|From Summer 2009|
This morning the crews put out lawn chairs for visitors to Times Square to sit back and enjoy themselves for this Memorial Day. On one block were these colorful chairs, the kind most associate with the backyard picnic, and on another were lounge chairs, the kind you adjust to lie back, catch some sunshine and look up at the sky. Normally I avoid this pocket of urban insanity, but beginning with this weekend, the famous sections of Broadway through Times Square and another from Herald Square to Duffy Square have been turned into a pedestrian mall. Today at any rate, the street became the city's big neighborhood block party. As I have been writing for nearly two years about the pleasures of seeing the city on foot, I looked forward to this day. It was a great morning, clear skies and perfect temperature, to walk the two miles from Greenwich Village up to Times Square, and it was great, once there, to find so many places to finally sit down and rest.
Read more about the street closure in the article from the New York Times,"No Vehicles, but Plenty of People on Broadway."
Image of Times Square, May 25, 2009, by Walking Off the Big Apple. More on Flickr WOTBA. See an earlier entry on Times Square from April 2008.
Even as a visitor, I tend to avoid Times Square--mostly because of fellow tourists. But this sounds like it would actually be fun to see and be part of.ReplyDelete
I was there ! We sat in a couple of chairs for a half-hour before we headed back to JFK for the flight back to the UK. It was good to have somewhere to sit and just people watch. Only downside was that we were constantly asked what we were doing. "Just sitting" didn't seem to be an accepted answer :o)ReplyDelete
This is cool. And the opposite of what happened here in Opposite Land today.ReplyDelete

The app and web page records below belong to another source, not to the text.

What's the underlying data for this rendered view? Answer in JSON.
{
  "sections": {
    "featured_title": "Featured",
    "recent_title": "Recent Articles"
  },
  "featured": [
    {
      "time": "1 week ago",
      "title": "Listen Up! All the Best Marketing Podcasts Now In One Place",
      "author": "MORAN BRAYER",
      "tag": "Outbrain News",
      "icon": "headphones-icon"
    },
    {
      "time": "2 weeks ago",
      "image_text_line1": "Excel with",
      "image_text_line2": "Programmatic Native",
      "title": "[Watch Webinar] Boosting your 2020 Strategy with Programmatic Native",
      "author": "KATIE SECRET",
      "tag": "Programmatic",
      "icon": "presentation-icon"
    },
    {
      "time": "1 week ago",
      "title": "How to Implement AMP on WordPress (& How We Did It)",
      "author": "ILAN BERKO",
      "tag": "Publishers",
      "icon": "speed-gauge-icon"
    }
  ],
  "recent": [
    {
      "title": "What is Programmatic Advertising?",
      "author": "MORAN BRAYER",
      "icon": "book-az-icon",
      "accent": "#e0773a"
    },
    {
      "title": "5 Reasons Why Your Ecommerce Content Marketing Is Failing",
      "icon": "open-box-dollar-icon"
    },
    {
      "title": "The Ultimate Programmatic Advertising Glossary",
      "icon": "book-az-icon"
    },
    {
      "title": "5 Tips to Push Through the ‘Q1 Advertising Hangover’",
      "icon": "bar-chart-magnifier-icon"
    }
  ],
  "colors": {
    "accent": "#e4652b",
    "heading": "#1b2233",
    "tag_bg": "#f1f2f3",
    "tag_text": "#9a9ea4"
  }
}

In Buenos Aires, traffic was all a'snarl due to a protest march / strike by (a) school teachers and (b) an organized group of unemployed people. The hotel at which I am staying is on Corrientes, the Times Square of BA. (Am told, by the way, Mr. Times, that Buenos Aires has 7 daily newspaper in publication at the moment.) So while there were no lawn chairs on Corrientes, there could have been and no one would have down anything about it.
Last thought: The traffic jam forced us to take the Subte to el Museo. It's quite a bit like the NYC subway system, but better appointed. There is an internal TV network with programming specifically to update Subte travelers on what's going on with the trains. Monitors mounted throughout the platforms. Plus discernible announcements over the public address system.
The city has so many sophisticated and advanced features, yet so many problems of those countries we used to call 'Third World.' There are gated communities and shantytowns in close proximity to each other.
I will be happy to return to Neuva York this weekend. But glad to have been in Opposite Land a while.